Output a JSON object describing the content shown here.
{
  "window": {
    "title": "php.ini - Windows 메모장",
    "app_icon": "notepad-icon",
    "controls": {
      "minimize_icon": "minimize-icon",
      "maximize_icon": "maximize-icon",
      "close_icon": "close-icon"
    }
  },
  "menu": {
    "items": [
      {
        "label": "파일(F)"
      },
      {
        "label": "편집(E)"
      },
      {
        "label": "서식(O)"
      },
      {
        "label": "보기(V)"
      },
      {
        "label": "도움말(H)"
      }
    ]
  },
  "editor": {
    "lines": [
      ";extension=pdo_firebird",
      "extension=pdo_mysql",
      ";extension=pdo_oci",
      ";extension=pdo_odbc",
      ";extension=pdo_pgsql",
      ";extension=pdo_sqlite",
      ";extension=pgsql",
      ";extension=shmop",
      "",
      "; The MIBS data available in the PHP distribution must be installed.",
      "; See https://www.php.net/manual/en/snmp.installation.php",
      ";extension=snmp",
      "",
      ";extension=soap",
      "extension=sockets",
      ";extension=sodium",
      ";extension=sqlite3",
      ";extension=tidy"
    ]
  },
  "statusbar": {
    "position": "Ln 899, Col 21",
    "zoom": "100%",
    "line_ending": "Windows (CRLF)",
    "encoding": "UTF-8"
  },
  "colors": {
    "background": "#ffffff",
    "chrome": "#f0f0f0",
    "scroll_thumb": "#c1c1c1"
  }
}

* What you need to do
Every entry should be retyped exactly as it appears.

* Output for this exercise
Output a JSON object describing the content shown here.
{
  "window": {
    "title": "php.ini - Windows 메모장",
    "app_icon": "notepad-icon",
    "controls": {
      "minimize_icon": "minimize-icon",
      "maximize_icon": "maximize-icon",
      "close_icon": "close-icon"
    }
  },
  "menu": {
    "items": [
      {
        "label": "파일(F)"
      },
      {
        "label": "편집(E)"
      },
      {
        "label": "서식(O)"
      },
      {
        "label": "보기(V)"
      },
      {
        "label": "도움말(H)"
      }
    ]
  },
  "editor": {
    "lines": [
      ";extension=pdo_firebird",
      "extension=pdo_mysql",
      ";extension=pdo_oci",
      ";extension=pdo_odbc",
      ";extension=pdo_pgsql",
      ";extension=pdo_sqlite",
      ";extension=pgsql",
      ";extension=shmop",
      "",
      "; The MIBS data available in the PHP distribution must be installed.",
      "; See https://www.php.net/manual/en/snmp.installation.php",
      ";extension=snmp",
      "",
      ";extension=soap",
      "extension=sockets",
      ";extension=sodium",
      ";extension=sqlite3",
      ";extension=tidy"
    ]
  },
  "statusbar": {
    "position": "Ln 899, Col 21",
    "zoom": "100%",
    "line_ending": "Windows (CRLF)",
    "encoding": "UTF-8"
  },
  "colors": {
    "background": "#ffffff",
    "chrome": "#f0f0f0",
    "scroll_thumb": "#c1c1c1"
  }
}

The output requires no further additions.